## What you need to do
Give the number of lines below that hold "background", and only that.

BEGIN

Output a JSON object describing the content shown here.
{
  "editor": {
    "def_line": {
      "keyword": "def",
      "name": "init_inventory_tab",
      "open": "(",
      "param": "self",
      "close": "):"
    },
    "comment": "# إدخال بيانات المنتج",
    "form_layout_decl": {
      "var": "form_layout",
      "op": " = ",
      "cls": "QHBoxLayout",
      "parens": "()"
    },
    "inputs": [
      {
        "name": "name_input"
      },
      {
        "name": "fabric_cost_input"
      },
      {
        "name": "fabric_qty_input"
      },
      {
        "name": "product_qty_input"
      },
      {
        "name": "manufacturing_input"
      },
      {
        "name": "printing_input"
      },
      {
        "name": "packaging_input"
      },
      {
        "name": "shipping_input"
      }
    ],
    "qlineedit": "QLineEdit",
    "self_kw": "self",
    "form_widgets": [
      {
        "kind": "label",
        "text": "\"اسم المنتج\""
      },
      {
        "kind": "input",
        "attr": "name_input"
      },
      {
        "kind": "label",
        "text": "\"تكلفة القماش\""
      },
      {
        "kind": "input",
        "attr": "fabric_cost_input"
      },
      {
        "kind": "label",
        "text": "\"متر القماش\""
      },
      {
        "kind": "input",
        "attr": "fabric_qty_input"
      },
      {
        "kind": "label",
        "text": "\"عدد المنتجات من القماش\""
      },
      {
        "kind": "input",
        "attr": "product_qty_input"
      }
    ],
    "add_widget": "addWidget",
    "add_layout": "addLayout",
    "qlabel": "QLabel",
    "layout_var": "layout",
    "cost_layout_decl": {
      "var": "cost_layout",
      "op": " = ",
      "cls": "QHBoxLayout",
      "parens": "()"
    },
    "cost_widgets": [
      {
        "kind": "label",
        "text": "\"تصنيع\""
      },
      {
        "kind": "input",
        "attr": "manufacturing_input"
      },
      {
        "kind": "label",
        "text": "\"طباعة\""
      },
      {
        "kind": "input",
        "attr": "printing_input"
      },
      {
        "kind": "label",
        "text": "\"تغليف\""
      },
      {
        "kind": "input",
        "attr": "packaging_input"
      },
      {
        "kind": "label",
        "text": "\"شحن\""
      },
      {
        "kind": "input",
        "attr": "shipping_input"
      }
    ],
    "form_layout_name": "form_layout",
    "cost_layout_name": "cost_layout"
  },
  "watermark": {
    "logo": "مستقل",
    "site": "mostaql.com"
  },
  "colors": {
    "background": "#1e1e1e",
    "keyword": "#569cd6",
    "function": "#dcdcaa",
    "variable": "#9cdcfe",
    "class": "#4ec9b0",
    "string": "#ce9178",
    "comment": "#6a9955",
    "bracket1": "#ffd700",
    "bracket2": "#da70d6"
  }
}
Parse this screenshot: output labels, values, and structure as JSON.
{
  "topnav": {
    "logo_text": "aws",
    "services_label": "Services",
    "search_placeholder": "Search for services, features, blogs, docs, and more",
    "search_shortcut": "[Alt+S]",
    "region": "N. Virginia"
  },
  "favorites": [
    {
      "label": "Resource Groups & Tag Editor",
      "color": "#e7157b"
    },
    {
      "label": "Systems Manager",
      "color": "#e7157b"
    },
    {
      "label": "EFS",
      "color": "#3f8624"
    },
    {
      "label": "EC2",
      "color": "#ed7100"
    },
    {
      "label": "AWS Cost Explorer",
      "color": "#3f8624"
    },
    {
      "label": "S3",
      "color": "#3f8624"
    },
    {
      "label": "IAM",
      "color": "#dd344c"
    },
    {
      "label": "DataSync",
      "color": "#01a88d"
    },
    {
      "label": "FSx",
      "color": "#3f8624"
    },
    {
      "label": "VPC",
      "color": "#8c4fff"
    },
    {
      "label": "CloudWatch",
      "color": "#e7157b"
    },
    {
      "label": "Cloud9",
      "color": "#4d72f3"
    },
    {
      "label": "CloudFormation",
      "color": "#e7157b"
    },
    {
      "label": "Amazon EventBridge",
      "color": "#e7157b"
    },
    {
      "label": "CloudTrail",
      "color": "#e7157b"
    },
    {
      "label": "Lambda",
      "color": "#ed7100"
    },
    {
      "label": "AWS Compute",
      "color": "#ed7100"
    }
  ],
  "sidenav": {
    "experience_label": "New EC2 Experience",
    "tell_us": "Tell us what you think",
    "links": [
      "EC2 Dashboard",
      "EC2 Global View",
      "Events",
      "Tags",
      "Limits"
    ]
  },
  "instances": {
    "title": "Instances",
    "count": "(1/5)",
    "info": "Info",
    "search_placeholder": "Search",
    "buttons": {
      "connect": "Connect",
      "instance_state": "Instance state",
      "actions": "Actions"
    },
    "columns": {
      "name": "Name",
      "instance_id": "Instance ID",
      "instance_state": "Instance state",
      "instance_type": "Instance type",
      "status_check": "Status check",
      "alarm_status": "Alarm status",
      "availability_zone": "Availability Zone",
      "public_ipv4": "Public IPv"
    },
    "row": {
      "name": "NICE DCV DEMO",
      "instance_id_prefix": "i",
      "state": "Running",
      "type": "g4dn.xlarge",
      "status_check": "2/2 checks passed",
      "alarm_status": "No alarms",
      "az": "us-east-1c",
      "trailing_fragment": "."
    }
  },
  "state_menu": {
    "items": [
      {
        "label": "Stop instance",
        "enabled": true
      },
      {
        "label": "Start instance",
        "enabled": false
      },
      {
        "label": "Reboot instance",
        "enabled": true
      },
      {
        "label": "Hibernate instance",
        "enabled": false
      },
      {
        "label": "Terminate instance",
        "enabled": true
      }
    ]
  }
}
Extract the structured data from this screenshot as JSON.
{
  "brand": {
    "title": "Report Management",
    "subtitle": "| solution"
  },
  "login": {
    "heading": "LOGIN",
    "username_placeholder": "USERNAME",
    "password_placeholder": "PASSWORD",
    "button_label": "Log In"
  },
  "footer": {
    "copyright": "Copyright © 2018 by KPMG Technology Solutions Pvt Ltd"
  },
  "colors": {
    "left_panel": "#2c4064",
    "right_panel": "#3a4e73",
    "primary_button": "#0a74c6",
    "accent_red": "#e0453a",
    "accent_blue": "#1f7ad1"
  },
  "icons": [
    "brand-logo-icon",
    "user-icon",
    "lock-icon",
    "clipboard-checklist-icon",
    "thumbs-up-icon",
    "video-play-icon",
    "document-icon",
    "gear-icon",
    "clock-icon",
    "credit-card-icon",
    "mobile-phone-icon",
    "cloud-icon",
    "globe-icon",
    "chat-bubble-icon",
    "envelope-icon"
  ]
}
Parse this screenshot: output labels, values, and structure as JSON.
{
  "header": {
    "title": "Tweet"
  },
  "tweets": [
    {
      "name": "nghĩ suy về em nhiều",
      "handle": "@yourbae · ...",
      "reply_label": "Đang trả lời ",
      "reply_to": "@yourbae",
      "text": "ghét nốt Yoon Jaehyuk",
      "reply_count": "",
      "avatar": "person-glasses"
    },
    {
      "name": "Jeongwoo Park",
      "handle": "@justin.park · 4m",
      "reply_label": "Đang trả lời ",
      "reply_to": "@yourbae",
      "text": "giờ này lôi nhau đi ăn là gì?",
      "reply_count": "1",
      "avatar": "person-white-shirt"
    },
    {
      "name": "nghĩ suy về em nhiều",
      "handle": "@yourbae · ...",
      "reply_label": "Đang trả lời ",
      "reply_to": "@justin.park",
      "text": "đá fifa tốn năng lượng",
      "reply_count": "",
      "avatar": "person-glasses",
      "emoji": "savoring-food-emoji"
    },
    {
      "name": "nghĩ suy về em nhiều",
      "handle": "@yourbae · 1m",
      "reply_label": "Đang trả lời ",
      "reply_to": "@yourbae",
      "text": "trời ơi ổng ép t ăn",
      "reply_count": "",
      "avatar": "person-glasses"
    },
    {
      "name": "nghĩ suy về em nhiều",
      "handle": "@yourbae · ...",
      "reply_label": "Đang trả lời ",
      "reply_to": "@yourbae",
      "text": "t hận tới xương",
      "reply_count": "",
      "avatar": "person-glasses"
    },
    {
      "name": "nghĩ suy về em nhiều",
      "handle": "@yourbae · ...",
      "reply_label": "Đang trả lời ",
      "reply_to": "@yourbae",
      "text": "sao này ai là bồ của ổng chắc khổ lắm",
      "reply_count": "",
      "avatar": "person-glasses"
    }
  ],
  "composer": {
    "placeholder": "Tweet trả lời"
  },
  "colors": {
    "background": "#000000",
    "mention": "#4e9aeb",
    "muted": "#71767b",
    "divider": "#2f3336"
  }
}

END

## Solution
2